Material for the task: Begin

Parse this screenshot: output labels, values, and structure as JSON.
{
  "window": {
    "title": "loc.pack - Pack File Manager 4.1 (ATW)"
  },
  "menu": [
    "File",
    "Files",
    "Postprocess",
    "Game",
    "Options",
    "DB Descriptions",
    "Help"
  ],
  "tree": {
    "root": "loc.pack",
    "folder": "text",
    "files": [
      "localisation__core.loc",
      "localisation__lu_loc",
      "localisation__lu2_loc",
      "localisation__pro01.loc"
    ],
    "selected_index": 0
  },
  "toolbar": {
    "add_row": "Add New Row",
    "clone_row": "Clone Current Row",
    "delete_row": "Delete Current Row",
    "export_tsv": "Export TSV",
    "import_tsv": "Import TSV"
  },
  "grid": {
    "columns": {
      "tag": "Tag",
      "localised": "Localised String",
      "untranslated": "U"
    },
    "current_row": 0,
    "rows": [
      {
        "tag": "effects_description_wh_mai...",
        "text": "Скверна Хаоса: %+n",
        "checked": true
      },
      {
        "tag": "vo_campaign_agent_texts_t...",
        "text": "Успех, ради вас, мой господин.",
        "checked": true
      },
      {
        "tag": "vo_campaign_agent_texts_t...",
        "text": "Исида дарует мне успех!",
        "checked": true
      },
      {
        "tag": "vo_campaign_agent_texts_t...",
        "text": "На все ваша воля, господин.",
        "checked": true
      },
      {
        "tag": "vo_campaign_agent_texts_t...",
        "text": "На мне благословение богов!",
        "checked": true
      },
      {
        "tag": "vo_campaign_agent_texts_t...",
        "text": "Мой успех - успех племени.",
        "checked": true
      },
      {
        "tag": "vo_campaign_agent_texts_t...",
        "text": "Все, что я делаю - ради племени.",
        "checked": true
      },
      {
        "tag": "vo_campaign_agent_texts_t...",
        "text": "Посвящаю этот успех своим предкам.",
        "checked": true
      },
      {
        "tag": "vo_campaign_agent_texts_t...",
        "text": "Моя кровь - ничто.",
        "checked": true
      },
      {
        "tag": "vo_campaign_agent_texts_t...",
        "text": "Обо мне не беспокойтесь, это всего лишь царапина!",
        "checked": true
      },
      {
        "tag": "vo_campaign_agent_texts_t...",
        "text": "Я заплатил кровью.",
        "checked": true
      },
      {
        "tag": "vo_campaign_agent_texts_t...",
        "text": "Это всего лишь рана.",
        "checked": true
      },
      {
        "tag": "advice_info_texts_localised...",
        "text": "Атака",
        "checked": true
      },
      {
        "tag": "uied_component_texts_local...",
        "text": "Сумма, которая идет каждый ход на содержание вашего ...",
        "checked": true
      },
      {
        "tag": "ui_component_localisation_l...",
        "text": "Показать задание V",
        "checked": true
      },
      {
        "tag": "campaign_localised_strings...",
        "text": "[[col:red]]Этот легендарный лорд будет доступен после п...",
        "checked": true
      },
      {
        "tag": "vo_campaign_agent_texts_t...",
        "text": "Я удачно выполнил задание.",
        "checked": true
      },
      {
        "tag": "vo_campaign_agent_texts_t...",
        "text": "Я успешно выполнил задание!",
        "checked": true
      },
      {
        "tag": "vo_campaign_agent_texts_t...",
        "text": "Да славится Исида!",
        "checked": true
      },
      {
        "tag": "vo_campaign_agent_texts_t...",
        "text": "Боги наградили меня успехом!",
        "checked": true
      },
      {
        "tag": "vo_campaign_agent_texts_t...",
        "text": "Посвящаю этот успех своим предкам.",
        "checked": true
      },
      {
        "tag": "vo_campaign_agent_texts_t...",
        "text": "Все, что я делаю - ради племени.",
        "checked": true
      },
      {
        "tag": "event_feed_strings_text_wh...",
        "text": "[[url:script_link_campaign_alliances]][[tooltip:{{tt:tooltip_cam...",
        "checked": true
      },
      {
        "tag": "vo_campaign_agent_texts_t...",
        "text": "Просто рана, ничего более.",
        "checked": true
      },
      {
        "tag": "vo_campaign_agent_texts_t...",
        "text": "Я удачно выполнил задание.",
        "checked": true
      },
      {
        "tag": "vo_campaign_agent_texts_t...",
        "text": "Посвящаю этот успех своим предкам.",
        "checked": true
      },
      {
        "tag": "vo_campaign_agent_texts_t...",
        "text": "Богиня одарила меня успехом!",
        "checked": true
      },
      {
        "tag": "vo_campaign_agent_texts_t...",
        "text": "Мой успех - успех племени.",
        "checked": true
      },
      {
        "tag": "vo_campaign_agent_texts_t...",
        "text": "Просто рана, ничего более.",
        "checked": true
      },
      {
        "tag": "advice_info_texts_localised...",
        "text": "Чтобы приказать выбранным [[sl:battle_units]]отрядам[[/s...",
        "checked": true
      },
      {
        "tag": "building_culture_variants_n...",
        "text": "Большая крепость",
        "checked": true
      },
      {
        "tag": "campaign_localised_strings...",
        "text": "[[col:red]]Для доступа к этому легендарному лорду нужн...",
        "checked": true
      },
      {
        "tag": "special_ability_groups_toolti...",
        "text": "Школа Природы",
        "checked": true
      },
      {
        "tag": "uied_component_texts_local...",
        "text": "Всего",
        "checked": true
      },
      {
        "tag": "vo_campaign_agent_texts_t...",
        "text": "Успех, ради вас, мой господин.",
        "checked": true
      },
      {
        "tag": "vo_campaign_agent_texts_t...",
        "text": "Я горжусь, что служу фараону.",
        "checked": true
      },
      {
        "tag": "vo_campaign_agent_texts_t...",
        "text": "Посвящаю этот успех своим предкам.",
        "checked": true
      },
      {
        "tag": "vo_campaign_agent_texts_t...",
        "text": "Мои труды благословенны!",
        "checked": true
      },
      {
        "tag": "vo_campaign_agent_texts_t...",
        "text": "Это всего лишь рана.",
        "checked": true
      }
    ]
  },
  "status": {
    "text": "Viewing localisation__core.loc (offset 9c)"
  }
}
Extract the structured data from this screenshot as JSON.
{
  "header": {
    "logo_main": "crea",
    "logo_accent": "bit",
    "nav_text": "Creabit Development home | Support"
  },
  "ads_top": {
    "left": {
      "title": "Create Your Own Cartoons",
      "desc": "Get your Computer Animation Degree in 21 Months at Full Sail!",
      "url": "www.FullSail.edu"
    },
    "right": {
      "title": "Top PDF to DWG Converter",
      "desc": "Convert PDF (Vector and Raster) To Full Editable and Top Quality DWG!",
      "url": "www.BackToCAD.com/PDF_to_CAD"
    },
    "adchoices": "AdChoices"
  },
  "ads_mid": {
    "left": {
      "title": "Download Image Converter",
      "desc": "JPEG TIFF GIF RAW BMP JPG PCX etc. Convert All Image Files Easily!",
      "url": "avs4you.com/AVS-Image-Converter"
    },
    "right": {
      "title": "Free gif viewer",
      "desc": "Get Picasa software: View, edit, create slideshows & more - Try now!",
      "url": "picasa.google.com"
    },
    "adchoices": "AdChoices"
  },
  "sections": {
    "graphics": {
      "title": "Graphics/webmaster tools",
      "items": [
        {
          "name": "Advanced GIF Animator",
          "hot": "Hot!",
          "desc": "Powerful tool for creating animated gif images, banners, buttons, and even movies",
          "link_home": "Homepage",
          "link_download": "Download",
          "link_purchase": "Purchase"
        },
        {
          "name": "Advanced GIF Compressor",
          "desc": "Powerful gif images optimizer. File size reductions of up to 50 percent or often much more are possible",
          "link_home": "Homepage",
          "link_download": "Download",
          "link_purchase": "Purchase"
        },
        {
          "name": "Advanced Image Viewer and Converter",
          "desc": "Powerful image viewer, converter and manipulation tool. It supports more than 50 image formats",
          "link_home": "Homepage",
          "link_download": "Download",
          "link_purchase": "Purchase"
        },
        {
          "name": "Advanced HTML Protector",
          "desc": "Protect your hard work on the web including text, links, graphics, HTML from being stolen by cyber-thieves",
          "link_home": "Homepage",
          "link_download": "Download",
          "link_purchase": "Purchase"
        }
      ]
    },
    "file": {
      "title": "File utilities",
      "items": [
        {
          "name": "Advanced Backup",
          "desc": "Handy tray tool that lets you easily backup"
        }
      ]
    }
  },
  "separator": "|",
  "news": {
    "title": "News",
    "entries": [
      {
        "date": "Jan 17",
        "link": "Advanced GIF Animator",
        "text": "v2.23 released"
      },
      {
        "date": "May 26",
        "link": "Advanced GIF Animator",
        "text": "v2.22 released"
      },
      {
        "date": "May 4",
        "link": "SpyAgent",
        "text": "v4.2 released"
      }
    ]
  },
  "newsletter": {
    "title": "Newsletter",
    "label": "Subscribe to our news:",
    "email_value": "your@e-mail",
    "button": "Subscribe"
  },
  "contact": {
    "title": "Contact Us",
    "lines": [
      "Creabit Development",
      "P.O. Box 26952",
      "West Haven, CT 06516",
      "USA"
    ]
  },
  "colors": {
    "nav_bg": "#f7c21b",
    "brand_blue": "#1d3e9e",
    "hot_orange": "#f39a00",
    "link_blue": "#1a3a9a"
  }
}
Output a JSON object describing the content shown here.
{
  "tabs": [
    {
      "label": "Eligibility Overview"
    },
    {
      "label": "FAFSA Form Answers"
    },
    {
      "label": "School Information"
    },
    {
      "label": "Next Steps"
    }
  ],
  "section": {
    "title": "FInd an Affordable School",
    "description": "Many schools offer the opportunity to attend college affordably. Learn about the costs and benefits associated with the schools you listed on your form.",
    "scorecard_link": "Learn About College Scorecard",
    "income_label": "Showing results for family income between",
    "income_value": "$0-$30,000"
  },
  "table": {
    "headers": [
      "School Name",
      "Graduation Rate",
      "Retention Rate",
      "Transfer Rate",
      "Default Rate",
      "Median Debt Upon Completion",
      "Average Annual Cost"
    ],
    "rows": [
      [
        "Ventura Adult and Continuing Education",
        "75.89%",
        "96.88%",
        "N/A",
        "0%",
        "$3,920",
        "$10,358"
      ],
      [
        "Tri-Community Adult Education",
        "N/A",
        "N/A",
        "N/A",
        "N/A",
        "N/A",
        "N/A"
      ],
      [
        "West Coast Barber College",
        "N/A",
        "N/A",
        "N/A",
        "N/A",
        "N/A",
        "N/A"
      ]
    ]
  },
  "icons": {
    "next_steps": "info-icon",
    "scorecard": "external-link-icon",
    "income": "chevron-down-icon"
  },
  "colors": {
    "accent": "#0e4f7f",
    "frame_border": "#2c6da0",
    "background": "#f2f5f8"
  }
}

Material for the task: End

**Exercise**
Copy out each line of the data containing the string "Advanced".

**Answer to the exercise**
          "name": "Advanced GIF Animator",
          "name": "Advanced GIF Compressor",
          "name": "Advanced Image Viewer and Converter",
          "name": "Advanced HTML Protector",
          "name": "Advanced Backup",
        "link": "Advanced GIF Animator",
        "link": "Advanced GIF Animator",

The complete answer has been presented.